Your work in three words… Funny, spontaneous and fresh.
And your personality? My work is quite representative of my personality, I guess we all do a little of what we are. I’m a bit like that, I like things fast, although I’ve learned to master my impulsiveness and think things through a bit more. And I like to have fun too.
A spot to paint… Paris. I was there in a very special moment with my sister.
A special place for you… My parents place. That’s home.
The last book you read…. “Lectura fácil” by Cristina Morales.
A movie? I saw an Italian movie on Filmin that I thought was very cool. “Ricordi” by Valerio Mieli. You really need to focus on what’s happening, but it’s a film based on memories, on how we erase them and what happens when you forget something, as if it never existes.
A series? “The Soprano”.
What music inspires you? I am very eclectic, I like everything from French rap to traditional Spanish music… Music tells me stories and that suits me very well. When I draw I like to be evasive, if I’m too concentrated I’m more likely to make mistakes.
A Museum or Art Center…. Tabacalera in San Sebastian.
A special painting for you?Picasso’s Gernika for the personal and family involvement. My grandmother on my father’s side was a survivor of the bombing and it is a painting that has always hung in our house.
A wall? The last one Marina Capdevila has done in Barcelona’s Nau Bostik water tank.
A bar where to find you? El Jabato in Barcelona.
If you had to chose a meal? Croquetas. Of whatever, ham, squid… all of them!
What do you fear? On a personal level my concern are always about health, about my daughter and the people I love, but on a professional level that fear transformed into motivation is the long haul. We are not here to kick it today and forget it tomorrow, but to continue living from it in thirty years.
Any fixation or obsessions? None. I try not to have them, they just tie you up.
What can’t you stand? Jealousy, falsehoods, people talking about you behind your back, unprofessionalism…
Alone or in company? In company.
How do you waste your time? Right now I can’t afford to lose a minute because I have a baby…
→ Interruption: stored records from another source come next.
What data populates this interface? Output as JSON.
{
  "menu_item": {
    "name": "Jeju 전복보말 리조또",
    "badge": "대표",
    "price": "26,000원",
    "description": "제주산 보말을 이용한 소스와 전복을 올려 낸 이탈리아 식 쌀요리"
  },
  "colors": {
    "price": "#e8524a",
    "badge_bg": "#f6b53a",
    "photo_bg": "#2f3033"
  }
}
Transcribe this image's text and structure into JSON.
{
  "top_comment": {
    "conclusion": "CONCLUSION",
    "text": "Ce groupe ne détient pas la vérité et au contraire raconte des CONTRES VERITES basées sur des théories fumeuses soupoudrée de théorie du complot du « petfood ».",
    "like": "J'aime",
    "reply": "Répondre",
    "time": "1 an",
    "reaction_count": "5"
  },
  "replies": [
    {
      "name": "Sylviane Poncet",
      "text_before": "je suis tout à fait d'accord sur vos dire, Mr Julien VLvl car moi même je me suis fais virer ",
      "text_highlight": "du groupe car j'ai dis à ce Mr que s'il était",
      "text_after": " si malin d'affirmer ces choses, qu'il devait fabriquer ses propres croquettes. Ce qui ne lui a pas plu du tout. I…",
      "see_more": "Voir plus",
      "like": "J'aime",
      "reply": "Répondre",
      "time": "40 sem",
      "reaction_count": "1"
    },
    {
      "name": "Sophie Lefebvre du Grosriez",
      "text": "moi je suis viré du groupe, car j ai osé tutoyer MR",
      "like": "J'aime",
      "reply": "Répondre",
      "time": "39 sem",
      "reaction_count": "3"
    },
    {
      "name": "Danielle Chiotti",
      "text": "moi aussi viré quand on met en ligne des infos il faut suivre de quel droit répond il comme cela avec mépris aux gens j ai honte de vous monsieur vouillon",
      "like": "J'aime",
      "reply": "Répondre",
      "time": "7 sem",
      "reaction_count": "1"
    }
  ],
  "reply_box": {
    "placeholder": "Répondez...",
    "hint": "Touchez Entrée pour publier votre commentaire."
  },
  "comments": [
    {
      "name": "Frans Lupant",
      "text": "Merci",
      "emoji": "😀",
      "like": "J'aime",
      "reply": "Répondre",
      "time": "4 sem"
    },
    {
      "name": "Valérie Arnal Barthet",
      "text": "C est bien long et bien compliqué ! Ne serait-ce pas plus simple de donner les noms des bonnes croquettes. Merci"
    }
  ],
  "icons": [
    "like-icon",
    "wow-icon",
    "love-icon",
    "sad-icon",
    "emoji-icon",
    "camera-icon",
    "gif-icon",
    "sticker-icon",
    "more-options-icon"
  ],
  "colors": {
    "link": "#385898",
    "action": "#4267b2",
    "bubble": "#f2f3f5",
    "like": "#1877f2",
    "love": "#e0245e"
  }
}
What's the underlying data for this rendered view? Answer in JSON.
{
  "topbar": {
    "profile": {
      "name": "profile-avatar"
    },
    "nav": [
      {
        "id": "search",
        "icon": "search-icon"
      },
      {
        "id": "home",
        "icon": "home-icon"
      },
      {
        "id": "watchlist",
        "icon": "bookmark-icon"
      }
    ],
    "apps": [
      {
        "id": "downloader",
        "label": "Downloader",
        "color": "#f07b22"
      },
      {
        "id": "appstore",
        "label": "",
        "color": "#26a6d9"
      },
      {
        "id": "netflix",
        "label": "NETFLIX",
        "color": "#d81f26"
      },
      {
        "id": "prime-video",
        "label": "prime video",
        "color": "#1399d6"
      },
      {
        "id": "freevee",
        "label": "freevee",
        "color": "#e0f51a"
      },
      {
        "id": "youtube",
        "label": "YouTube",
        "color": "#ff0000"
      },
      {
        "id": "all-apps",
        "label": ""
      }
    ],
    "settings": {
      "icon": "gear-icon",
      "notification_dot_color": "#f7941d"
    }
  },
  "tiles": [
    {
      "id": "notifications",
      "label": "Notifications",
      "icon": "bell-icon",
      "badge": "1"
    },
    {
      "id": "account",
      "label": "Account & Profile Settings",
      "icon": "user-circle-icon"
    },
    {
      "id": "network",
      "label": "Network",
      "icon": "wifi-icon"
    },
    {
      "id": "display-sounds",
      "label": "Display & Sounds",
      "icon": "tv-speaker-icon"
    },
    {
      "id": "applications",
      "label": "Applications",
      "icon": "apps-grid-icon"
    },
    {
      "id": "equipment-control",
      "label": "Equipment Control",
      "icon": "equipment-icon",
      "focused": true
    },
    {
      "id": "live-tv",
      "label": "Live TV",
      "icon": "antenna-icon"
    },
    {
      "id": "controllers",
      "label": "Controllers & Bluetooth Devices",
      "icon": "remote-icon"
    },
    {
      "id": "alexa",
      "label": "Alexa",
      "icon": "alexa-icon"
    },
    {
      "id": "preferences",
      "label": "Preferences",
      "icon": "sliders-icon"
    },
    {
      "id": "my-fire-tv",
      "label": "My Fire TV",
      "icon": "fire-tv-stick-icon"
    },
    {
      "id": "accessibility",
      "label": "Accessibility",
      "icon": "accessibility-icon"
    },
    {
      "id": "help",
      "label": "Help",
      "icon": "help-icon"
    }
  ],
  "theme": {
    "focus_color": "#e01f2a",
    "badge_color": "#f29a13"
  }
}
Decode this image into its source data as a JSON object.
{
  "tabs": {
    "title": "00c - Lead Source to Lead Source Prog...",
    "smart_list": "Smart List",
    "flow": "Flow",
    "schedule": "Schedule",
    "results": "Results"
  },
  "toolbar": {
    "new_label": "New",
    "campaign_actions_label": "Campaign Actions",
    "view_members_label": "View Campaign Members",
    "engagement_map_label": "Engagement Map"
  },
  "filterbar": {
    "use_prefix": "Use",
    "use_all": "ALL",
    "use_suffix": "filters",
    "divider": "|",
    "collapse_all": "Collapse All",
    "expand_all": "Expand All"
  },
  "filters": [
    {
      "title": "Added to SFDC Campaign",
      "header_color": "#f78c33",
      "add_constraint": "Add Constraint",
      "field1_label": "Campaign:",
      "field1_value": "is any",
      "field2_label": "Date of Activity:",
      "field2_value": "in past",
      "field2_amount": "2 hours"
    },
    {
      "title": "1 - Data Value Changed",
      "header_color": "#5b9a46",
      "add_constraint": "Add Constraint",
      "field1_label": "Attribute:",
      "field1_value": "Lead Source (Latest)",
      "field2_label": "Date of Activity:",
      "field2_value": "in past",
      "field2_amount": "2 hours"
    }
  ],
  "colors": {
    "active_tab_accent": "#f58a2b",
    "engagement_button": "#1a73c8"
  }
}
A goal… To remain like this for a long time.
What are you working on right now? I am working on a new book about the motherhood process that I have experienced called “The Meteorite”. Also during the confinement I made a series of cardboard sets for my daughter Ane and I was contacted by a publisher to transform it into little books and it will also come out in the fall.
Your ideal future… Stay in Barcelona working on this and not much different from what I am living now.
A life mantra…“Avoid paralysis by analysis”. I’d rather do things, make mistakes, and slap myself than not do them at all. The big mistake is not doing something.